Task prompt —
Among the records below, find each line bearing the word "screenshot" and copy it.

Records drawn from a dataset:
=== Begin Enclosure ===

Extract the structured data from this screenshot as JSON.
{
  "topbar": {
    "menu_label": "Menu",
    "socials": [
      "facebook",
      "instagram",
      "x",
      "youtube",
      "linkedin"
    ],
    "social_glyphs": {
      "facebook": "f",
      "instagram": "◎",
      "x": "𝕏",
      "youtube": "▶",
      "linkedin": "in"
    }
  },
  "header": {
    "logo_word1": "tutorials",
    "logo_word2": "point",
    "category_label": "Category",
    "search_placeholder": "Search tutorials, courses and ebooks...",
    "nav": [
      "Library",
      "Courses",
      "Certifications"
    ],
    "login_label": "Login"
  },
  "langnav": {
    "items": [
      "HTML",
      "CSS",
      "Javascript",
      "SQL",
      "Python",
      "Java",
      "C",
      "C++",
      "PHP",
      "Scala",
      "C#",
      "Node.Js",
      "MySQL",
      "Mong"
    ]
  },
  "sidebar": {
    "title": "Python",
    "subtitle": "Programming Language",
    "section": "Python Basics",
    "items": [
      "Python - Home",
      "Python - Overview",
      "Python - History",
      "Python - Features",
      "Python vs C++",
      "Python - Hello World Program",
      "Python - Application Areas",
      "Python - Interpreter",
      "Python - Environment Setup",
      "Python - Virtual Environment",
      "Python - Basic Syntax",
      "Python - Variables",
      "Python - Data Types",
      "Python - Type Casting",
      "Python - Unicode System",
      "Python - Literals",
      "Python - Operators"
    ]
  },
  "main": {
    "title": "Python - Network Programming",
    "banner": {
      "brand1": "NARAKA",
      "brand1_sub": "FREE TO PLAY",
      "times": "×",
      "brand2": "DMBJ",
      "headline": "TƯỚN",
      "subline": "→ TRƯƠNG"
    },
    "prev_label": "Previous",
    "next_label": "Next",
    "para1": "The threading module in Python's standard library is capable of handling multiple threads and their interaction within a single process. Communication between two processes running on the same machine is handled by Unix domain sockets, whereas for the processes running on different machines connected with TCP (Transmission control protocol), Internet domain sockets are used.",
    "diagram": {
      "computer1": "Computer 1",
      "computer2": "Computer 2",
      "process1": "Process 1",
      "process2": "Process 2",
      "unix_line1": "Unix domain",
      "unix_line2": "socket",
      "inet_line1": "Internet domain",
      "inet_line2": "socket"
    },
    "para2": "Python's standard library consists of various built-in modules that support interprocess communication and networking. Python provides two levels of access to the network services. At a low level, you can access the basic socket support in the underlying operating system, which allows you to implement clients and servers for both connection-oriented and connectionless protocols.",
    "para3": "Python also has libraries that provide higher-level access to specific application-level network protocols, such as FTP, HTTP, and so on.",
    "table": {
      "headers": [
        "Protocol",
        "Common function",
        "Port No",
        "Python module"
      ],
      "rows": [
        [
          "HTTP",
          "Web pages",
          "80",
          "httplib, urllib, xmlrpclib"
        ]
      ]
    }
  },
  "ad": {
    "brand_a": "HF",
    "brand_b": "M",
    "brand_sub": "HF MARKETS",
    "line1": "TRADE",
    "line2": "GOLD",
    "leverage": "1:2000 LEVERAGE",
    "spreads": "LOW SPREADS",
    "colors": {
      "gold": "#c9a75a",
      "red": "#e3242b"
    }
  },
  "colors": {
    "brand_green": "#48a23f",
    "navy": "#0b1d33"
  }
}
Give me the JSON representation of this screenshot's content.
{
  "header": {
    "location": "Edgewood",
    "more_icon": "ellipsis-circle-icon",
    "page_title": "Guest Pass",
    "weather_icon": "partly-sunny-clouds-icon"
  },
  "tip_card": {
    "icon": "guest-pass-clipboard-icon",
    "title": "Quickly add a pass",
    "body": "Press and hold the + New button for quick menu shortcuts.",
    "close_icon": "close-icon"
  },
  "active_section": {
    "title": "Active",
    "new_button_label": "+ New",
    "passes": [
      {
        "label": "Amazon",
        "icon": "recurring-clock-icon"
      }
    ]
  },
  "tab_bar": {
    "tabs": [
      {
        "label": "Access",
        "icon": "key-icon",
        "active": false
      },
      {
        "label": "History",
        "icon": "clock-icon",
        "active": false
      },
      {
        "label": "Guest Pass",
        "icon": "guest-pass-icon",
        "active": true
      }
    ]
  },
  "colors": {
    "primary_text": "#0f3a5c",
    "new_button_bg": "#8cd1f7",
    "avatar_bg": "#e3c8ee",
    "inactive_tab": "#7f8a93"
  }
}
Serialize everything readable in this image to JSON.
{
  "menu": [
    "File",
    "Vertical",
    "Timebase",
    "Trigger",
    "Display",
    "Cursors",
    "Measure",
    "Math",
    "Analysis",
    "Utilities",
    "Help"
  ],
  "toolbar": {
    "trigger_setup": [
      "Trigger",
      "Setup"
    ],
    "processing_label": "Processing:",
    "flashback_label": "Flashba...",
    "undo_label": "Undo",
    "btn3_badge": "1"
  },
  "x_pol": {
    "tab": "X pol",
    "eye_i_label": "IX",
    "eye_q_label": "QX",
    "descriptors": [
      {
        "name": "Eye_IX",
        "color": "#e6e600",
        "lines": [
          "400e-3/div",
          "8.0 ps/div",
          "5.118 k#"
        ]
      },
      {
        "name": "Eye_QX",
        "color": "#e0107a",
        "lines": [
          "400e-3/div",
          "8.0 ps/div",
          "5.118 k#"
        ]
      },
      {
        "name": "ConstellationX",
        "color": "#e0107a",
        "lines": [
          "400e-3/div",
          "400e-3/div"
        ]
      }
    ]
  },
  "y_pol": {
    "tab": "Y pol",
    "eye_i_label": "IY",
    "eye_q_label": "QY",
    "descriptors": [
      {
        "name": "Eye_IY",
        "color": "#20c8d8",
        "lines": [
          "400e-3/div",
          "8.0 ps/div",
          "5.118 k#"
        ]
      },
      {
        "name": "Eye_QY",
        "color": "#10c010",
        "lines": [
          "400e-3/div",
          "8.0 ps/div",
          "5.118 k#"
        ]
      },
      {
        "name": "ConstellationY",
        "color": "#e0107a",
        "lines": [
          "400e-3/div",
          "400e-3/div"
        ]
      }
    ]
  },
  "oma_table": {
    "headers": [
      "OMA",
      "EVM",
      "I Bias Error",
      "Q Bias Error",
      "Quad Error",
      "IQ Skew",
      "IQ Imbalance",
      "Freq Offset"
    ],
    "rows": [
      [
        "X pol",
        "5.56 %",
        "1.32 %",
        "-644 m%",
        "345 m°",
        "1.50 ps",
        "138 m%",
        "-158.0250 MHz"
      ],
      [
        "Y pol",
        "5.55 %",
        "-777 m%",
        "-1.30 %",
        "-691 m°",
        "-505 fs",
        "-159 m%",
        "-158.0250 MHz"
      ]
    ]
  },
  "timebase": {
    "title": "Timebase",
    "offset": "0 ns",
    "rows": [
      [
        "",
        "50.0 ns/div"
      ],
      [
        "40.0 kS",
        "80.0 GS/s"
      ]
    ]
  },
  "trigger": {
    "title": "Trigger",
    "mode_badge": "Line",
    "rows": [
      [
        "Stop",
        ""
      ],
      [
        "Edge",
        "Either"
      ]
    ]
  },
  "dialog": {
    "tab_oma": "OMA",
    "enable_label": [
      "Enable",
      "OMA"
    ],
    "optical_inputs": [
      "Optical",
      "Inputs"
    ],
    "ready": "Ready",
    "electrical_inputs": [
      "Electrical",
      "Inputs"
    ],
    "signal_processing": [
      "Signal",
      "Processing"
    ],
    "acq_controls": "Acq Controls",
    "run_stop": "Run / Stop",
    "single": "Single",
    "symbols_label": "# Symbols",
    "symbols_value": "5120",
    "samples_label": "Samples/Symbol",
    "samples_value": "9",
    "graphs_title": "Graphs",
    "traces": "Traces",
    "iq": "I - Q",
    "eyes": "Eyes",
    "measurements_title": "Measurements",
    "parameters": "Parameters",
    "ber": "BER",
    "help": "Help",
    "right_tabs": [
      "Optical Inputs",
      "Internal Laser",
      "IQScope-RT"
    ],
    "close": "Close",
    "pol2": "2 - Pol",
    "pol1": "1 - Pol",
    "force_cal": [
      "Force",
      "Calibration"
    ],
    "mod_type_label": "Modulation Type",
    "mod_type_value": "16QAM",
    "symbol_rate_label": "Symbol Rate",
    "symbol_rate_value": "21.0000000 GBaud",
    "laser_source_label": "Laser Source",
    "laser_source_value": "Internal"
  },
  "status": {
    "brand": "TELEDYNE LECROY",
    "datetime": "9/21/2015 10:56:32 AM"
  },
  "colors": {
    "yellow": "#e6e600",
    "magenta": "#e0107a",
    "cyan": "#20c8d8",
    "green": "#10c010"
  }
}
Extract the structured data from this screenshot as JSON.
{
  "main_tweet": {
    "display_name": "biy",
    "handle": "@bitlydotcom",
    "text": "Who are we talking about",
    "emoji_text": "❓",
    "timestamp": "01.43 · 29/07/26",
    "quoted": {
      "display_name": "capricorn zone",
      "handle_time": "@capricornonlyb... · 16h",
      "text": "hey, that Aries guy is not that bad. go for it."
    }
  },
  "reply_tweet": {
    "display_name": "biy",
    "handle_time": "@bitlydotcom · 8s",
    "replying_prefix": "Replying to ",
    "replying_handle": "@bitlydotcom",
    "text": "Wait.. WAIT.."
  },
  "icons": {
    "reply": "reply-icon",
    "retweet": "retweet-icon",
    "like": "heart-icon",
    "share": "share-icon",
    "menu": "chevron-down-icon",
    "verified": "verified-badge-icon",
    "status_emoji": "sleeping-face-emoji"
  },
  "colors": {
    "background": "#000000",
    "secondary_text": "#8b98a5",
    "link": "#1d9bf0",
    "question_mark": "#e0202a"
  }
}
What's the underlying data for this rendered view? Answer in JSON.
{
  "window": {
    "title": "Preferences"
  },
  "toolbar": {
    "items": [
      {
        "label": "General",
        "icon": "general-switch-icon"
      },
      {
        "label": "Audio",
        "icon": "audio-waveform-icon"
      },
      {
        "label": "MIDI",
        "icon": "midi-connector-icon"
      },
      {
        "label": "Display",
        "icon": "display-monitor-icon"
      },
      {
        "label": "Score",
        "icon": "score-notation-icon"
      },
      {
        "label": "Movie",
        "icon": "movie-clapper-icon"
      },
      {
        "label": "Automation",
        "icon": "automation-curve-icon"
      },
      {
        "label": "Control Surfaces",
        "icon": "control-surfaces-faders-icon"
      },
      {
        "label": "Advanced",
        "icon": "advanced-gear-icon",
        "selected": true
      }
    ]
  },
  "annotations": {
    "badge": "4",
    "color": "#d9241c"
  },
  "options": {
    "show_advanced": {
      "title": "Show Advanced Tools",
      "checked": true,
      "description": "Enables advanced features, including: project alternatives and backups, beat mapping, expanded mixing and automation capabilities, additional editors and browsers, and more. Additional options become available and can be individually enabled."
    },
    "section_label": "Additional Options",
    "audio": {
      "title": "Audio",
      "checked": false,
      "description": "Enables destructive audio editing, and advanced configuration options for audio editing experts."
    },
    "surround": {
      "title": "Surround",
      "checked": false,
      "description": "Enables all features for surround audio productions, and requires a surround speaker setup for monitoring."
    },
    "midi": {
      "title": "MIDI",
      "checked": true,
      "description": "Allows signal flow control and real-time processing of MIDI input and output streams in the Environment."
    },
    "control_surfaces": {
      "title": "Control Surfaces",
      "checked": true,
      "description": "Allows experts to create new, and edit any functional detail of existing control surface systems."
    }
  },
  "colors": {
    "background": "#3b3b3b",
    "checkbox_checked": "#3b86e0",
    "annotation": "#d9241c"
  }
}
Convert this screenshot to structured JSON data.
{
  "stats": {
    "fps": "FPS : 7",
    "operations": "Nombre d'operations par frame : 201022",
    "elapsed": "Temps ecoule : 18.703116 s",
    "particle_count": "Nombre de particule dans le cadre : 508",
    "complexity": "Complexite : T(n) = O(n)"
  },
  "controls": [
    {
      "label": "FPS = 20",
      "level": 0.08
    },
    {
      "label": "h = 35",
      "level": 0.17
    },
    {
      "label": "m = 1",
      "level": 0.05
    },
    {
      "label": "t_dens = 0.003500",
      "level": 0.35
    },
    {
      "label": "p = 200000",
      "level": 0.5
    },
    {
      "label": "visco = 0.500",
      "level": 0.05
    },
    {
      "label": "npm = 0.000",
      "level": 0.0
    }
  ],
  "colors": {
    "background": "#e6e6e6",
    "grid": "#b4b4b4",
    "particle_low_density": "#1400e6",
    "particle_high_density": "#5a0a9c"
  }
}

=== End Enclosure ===

Task solution —
Extract the structured data from this screenshot as JSON.
Give me the JSON representation of this screenshot's content.
Extract the structured data from this screenshot as JSON.
Convert this screenshot to structured JSON data.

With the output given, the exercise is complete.